Placed at the base of the statue, the wooden plaque reads: “Brass Image of Dhurm Raja, found at the capture of Buxa Duar on December 7, 1864.” This is because it was basically received as a gift in 1865 from Hidayat Ali, a captain in the British Army, who acquired the sculpture in 1864, when the British Army wrested Buxa Fort from Bhutanese control, says Craig Lewis, a Buddhist historian from Bhutan.
According to Lewis, the government of Bhutan had many times asked The Asiatic Society to return the statue, but its request was refused, as the Asiatic Society Act does not allow it to return those relics and artefacts it has received as gifts or donated materials.
As per the society’s constitution, once a relic has been donated to the museum it cannot be given away to any individual or country without obtaining permission from the donor. But in the case of historical Zhabdrung's statue, the donor is not alive anymore, says Satyabrata Chakrabarti, Secretary General of the Asiatic Society in Kolkata.

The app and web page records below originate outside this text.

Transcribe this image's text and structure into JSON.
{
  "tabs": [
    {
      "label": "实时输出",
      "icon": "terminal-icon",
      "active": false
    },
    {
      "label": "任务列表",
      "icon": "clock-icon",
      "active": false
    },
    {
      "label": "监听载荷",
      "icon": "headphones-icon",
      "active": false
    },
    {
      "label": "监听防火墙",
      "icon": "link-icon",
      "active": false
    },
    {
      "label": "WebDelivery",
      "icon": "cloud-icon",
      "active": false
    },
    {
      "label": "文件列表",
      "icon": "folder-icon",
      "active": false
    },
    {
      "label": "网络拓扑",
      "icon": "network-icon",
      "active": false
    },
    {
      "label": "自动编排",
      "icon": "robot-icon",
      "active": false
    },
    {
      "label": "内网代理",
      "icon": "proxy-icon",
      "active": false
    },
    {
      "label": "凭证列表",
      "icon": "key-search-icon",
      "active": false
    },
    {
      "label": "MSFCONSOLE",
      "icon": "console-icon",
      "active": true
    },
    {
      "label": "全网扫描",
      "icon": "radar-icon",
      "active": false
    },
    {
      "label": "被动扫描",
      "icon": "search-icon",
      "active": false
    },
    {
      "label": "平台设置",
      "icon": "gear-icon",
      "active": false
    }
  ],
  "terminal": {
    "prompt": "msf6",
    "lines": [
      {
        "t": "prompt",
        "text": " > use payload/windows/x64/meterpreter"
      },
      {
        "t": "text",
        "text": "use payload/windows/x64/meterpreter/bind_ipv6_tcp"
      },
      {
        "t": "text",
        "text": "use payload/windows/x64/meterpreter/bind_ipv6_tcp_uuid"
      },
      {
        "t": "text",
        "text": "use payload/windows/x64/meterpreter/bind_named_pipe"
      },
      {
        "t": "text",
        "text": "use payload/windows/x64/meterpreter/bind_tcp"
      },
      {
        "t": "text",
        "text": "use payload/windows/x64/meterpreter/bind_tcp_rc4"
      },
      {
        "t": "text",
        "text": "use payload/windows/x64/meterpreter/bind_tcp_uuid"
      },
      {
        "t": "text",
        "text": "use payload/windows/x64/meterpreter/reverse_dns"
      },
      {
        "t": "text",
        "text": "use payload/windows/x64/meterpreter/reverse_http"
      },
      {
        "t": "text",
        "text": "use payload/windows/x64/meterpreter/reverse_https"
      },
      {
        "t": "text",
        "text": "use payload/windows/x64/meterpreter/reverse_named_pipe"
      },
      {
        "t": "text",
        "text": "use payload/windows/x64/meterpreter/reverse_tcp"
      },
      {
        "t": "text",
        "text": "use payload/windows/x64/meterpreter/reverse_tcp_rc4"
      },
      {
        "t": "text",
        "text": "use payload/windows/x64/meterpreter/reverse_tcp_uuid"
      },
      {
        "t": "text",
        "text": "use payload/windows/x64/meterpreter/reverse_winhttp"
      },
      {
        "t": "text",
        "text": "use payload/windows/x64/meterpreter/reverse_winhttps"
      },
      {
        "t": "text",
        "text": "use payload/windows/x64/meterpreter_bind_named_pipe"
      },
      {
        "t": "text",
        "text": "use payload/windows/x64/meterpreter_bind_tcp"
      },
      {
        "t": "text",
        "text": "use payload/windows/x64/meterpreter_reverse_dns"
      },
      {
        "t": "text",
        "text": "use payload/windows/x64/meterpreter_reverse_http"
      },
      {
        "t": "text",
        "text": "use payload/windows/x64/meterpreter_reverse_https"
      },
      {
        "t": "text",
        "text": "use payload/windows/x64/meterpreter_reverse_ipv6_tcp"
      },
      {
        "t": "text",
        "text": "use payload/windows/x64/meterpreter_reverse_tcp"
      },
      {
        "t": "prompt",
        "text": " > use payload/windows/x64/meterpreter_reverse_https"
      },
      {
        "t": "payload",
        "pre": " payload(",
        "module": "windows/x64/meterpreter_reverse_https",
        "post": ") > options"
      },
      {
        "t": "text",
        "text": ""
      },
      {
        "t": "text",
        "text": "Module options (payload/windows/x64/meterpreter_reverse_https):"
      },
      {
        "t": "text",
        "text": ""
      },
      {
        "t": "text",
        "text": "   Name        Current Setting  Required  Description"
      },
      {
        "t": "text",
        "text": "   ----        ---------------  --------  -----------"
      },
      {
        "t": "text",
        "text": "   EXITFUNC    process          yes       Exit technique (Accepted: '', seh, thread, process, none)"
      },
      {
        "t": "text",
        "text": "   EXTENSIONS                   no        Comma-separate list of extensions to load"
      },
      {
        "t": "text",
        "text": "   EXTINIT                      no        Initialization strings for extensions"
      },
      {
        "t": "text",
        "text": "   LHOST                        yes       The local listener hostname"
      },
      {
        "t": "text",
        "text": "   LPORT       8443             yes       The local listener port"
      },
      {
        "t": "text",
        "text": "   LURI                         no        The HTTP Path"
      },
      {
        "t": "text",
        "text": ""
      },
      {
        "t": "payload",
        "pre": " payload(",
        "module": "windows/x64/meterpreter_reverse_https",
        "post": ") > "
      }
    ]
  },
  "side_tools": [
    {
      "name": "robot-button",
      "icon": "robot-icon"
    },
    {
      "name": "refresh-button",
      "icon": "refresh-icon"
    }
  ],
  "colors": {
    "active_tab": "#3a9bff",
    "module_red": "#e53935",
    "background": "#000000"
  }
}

The sensitivity of the issue can be realzed since it is related to maintaining and promoting international diplomatic relations. Bhutan, being a close friend, as well as a neighbouring country of India, has always had a special significance and value. About Zhabdrung's statue, the External Affairs Ministry of India, wrote a letter some years ago to the Ministry of Culture to whom The Asiatic Society reports. The Society replied to the ministry that giving the statue away to Bhutan for good or loaning it to the country, even for a couple of months, was not possible, says Chakrabarti.
“Instead, we could create an enclosure in the likeness of a temple for the revered figure so that the people of Bhutan can come and pay floral tributes here,” he suggested.
However, according to him, in a major development in December 2016, the government of India, in an agreement with The Asiatic Society, showed its willingness to loan the sought-after ancient statue of Dhurm Raja to Bhutan as a goodwill gesture for a year mainly to make it a part of a festival to be held in the country in 2017.
Every year, on the death anniversary of Zhabdrung Ngawang Namgyal Rinpoche, Bhutan observes the Traditional Day of Offering. It is a public holiday, which falls on the 4th month of the Bhutanese calendar. The day also marks the beginning of the New Year celebrations in the country and is celebrated with feasting, charitable giving and dancing. Such traditional sports as khuru, digor and archery are also played on the occasion.
This year, the arrival of the statue of Bhutan’s most venerated Dhrum Raja, the founder of the nation as well as the first great historical figure of Bhutan, happens to be the most blessed occasion for the whole nation, which is also celebrating the 400th anniversary of Zhabdrung's arrival in the country.
The writer is a member of the staff.